So what is special about Gauzy? “We don’t just develop the technology. Many start-ups develop a program, and it is very easy to develop a product, but there are not a lot of companies that do hardware or chemistry development, that both develop the tech – and produce it. We offer our product, which we built from nothing, and we are very, very proud of that. We control the whole process. Sometimes we synthesize our molecules, which we invented, and actually produce the product.” This is all done using the liquid crystal and SPD technologies.

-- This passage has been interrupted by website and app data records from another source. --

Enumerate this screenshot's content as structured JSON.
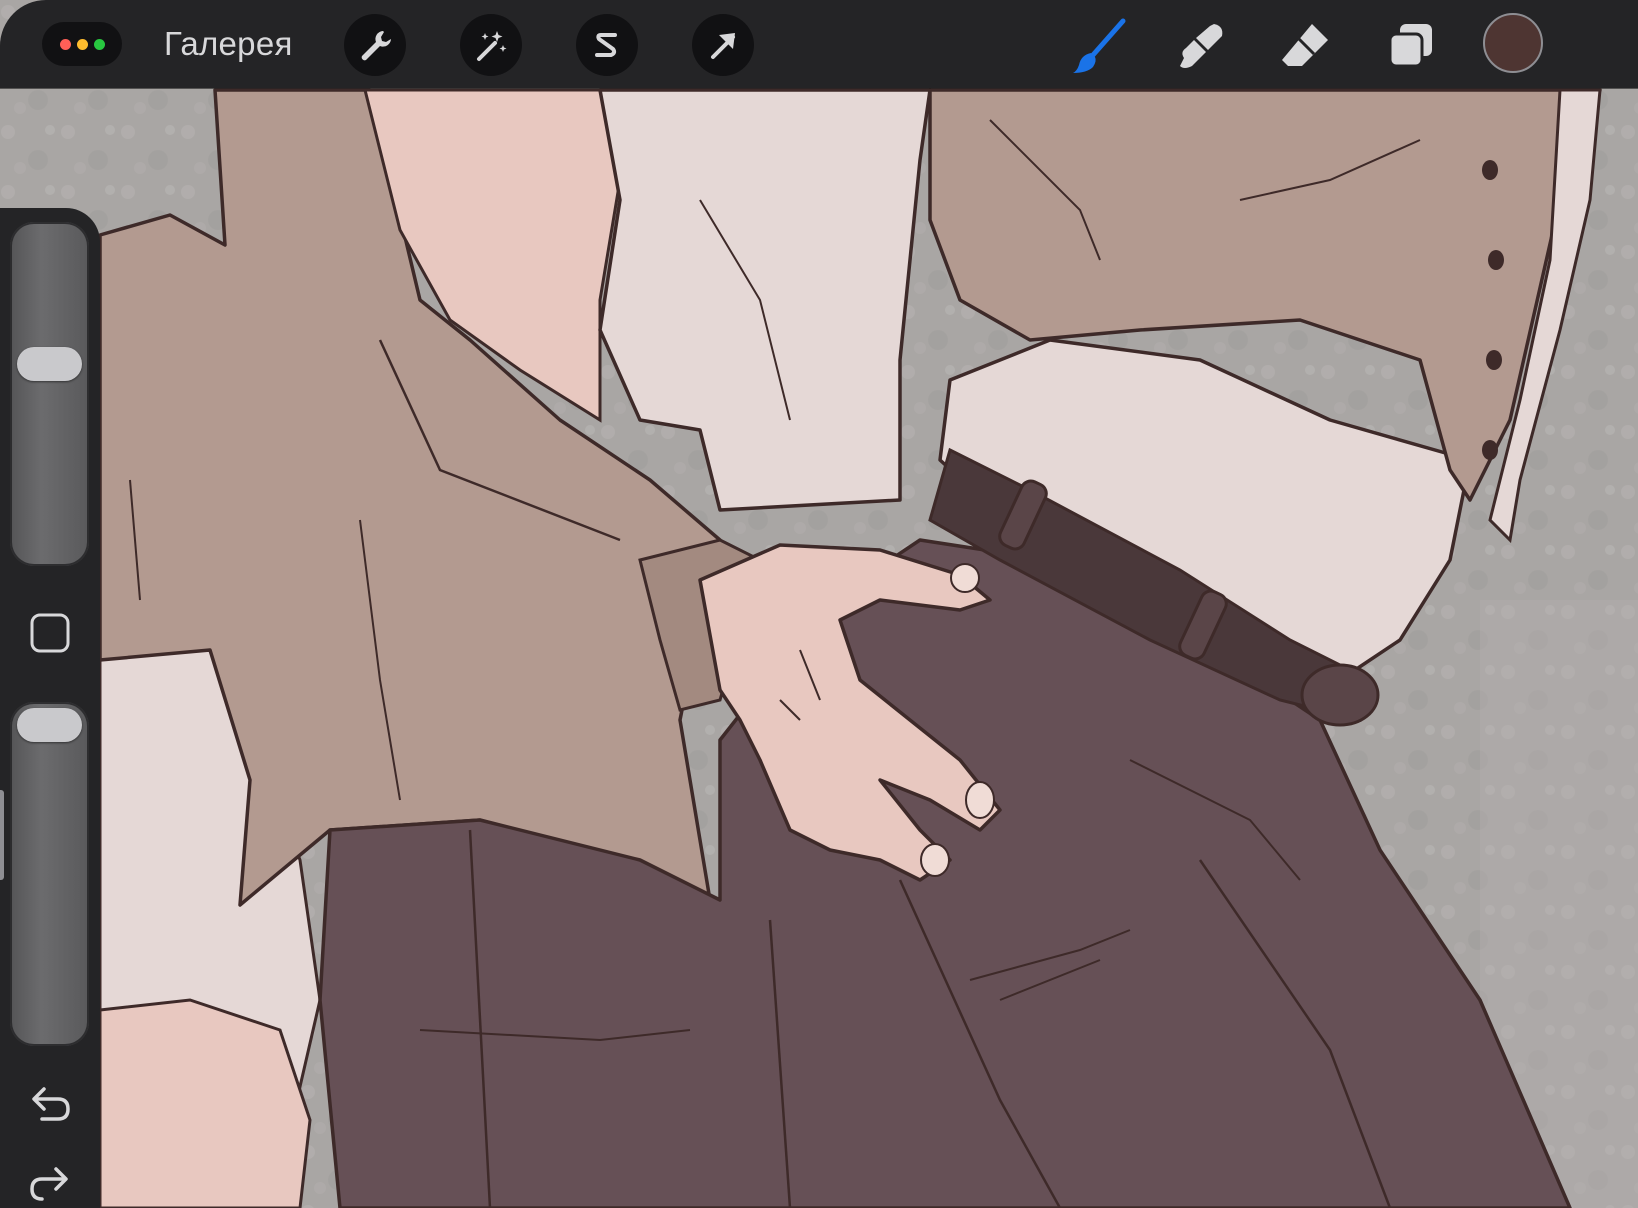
{
  "toolbar": {
    "gallery_label": "Галерея",
    "window_dots": {
      "colors": [
        "#ff5f57",
        "#febc2e",
        "#28c840"
      ]
    },
    "left_tools": [
      {
        "name": "actions",
        "icon": "wrench-icon"
      },
      {
        "name": "adjustments",
        "icon": "magic-wand-icon"
      },
      {
        "name": "selection",
        "icon": "selection-s-icon"
      },
      {
        "name": "transform",
        "icon": "arrow-cursor-icon"
      }
    ],
    "right_tools": [
      {
        "name": "brush",
        "icon": "brush-icon",
        "active": true
      },
      {
        "name": "smudge",
        "icon": "smudge-icon",
        "active": false
      },
      {
        "name": "eraser",
        "icon": "eraser-icon",
        "active": false
      },
      {
        "name": "layers",
        "icon": "layers-icon",
        "active": false
      }
    ],
    "current_color": "#4e3532",
    "active_tool_color": "#1a73e8",
    "icon_color": "#d8d8da"
  },
  "sidebar": {
    "brush_size_level": 0.6,
    "brush_opacity_level": 1.0,
    "modify_icon": "square-modify-icon",
    "undo_icon": "undo-icon",
    "redo_icon": "redo-icon"
  },
  "artwork": {
    "background_color": "#a8a5a3",
    "jacket_color": "#b39a90",
    "shirt_color": "#e5d8d6",
    "skin_color": "#e8c8c0",
    "pants_color": "#665056",
    "belt_color": "#4a383a",
    "line_color": "#3e2a29"
  }
}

Aside from the world of cars and construction, Gauzy is working with refrigerator companies that wanted to develop a door which you could see through. “It turns out that 80% of the time that a person leaves the fridge door open, he is just deciding what to take out of it, or he does not know what he wants. Many times you don’t even take anything out. All that door-opening makes the fridge motor work way harder, and for no real reason. In order to reduce the time that the fridge door is open, you could have see-through doors. With the press of a button, the door can turn clear, so that we only open the door when we actually want something.”
Another group that approached Gauzy was eye doctors. “They explained to us that after eye surgery, laser for example, you have to use an eye patch, and continually take it off and put it back on in order to help the eye become accustomed to the light,” says Paso. “This is a real prescription from the doctor, and a lot of people don’t do it properly, don’t put the patch on right, and it’s inconvenient. The doctors told us that they would want our tech within glasses, such that the lenses with the tech in them will know when to let light in and when to darken, according to the doctor’s prescription. And that is how we moved from the world of cars to the world of glasses.
“We have a wide range of products and we are working in a great variety of industries, and all of them encompass the same set of technologies,” Paso concludes. “Anywhere where light streaming through glass should be controlled – we are relevant.”
Translation: Zoe Jordan